● **Task to carry out**: Your result should be every line of the records below that contains the word "break".

● **Data for analysis**:
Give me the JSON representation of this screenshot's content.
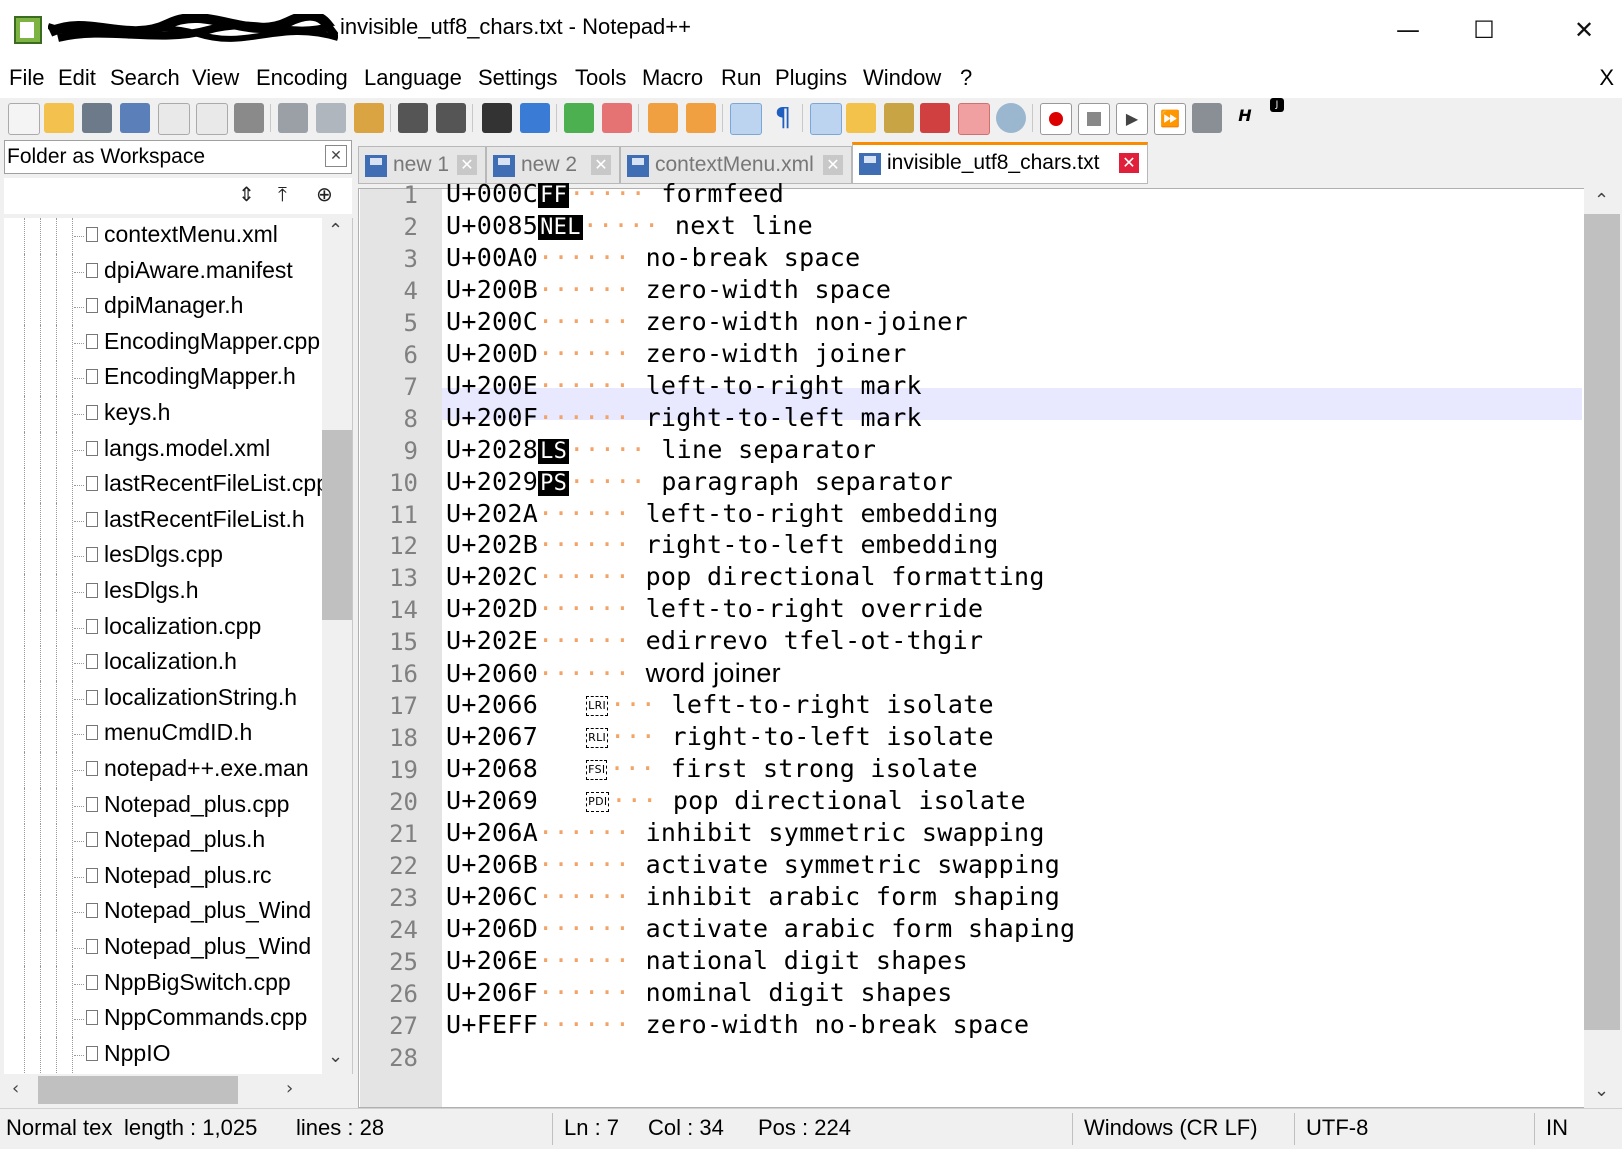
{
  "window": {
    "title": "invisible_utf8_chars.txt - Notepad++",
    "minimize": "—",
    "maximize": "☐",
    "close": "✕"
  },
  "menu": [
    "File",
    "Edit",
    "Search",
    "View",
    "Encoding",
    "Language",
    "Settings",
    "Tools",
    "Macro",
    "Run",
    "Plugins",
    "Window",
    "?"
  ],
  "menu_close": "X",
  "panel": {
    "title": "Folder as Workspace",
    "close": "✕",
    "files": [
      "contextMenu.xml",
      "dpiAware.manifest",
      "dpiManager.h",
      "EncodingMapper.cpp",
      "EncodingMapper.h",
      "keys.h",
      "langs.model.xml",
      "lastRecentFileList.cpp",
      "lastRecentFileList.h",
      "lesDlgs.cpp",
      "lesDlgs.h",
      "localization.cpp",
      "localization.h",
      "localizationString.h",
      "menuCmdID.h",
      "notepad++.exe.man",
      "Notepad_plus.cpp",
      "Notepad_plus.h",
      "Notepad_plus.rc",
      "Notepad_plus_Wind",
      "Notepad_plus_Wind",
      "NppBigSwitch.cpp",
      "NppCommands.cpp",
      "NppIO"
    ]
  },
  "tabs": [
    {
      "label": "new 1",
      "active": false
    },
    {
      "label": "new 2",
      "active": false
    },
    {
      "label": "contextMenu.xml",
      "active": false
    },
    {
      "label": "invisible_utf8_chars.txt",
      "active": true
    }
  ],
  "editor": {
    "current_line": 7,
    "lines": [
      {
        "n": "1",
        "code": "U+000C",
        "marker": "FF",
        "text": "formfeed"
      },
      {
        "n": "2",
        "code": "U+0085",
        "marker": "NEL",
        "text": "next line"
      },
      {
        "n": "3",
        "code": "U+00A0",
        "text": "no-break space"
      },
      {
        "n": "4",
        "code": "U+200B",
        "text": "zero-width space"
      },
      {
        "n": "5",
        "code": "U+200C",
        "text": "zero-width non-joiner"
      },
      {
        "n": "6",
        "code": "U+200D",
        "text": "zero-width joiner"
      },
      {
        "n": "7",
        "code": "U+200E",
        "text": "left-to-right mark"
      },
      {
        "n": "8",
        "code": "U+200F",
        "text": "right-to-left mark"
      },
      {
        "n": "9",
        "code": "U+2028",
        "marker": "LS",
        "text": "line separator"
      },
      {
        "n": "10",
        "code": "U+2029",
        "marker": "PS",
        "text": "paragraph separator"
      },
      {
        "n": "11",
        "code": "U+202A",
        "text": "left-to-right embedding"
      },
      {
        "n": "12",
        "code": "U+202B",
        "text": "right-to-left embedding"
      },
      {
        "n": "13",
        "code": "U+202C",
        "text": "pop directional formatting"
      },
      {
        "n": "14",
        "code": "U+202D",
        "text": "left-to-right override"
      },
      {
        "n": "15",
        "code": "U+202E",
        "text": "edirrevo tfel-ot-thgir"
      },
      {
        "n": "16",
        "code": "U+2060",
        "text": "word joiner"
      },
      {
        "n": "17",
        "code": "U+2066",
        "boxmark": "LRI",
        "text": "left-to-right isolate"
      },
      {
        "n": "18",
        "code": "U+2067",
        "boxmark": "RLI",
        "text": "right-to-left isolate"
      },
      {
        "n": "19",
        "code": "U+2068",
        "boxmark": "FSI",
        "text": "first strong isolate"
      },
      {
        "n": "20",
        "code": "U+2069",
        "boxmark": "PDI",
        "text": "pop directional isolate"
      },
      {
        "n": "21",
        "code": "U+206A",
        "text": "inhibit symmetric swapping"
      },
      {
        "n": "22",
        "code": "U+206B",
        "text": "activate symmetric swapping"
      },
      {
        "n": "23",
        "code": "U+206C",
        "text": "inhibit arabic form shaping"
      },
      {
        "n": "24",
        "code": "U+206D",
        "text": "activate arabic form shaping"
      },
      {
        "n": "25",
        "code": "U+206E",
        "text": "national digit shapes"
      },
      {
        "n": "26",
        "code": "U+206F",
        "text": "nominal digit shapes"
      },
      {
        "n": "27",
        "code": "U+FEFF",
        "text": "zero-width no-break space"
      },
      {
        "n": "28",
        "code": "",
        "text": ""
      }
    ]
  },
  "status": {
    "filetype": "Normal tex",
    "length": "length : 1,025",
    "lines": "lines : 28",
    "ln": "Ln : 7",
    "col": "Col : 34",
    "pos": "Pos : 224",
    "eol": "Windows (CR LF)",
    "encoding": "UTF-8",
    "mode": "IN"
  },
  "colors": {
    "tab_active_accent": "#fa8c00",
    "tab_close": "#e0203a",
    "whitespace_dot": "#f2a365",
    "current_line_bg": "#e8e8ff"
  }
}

● **Answer to this problem**:
        "text": "no-break space"
        "text": "zero-width no-break space"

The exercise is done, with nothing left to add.